Christmas and the holidays can be a massively busy time. Some of the reasons people get super-stressed, tired or argumentative with family at this time include:

  • working long hours to get things finished before the holidays

  • worrying about the financial cost of buying Christmas presents

  • getting all the Christmas shopping done in time

  • overdoing it with too many family, work or social events

  • feeling isolated when everyone else around them seems to be having a great time with their families

  • feeling pressure to celebrate, especially for those who don't celebrate Christmas or want to enjoy some downtime alone.

Get some space

Because Christmas is usually jam-packed with family visits and activities, it’s worthwhile making sure you have time out just to relax and be in your own space. You might be excited to see someone you haven't in a while, but not looking forward to spending each waking minute with people.
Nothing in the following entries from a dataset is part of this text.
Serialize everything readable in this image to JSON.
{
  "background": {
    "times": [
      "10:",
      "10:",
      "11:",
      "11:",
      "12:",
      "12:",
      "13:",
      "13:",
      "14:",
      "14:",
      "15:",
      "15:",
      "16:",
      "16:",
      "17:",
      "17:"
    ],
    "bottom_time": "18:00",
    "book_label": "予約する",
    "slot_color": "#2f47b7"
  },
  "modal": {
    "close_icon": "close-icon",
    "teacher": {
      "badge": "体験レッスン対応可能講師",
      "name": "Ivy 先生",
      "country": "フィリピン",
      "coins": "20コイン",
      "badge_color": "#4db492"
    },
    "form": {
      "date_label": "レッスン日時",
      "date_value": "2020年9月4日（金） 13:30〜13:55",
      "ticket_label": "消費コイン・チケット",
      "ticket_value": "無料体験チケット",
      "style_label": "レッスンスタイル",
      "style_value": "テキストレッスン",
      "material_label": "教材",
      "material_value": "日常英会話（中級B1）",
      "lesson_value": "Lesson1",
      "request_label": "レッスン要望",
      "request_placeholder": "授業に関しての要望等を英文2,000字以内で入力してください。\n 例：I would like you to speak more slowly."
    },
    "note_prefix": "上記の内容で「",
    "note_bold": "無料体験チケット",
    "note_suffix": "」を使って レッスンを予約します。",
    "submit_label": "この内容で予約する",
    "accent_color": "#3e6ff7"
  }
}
Try a few of these tips as a way to dodge family conflicts:

  • go for a walk alone to get away

  • have a chat with a trusted friend

  • find a quiet space to relax.

You can also create some boundaries for yourself, for example, making sure you have at least 2-3 days in the festive period to yourself to do things you want to do. Get some more info on setting boundaries when you have mixed feelings about a situation.

Talk out the tension

If you find that things are getting on top of you, talk to someone you trust about how you feel. You might even talk to the person or people causing you stress to see if you can work something out together. Some things to consider:

Spending Christmas away from the family

Celebrating Christmas away from the people you love can be lonely. If you’re spending it overseas or with people other than your family, plan for some fun activities:

  • spend the day with friends who are also away from home

  • plan a special Christmas menu with your favourite food

  • line up some festive films to watch

  • take a scenic walk, or play a fun game.

Volunteer to help with a charity Christmas lunch

Helping others is a great way to feel the joy of Christmas. Look online for charity Christmas lunches happening nearby. Church groups or organisations like the Salvation Army or The Smith Family often put on Christmas lunches and are usually looking for volunteers.

What if you don't want to spend Christmas with family?

If you don't have the best relationship with your family, you could be looking at other options for how to spend your Christmas. It's okay to take ownership of how you want to spend your time. You can decide for yourself what's best for you. Read about how you can organise 'Friendmas' with your chosen family.

Dealing with a split family

If you have to divide your time between your parents' places, these suggestions might help.

Work out a Christmas plan

Talk to your parents about how you’re going to split your time at Christmas. If they live close to each other, you might do lunch at one place and dinner at the other (swapping each year). If they live further apart, then you can swap who you spend Christmas with each year.

Take time out

Spending a lot of time with someone you don’t often see can be tough. Taking some time out from them might help you to have more fun when you’re together. Maybe chill out by listening to some music, going for a walk or chatting with a friend.

Need someone to talk to?

If you’re finding it hard to cope, you might like to talk to someone who’s not so close to the situation. Kids Helpline 1800 55 1800 or Lifeline 13 11 14 both have counsellors who are available 24 hours a day, so feel free to call them if you feel overwhelmed.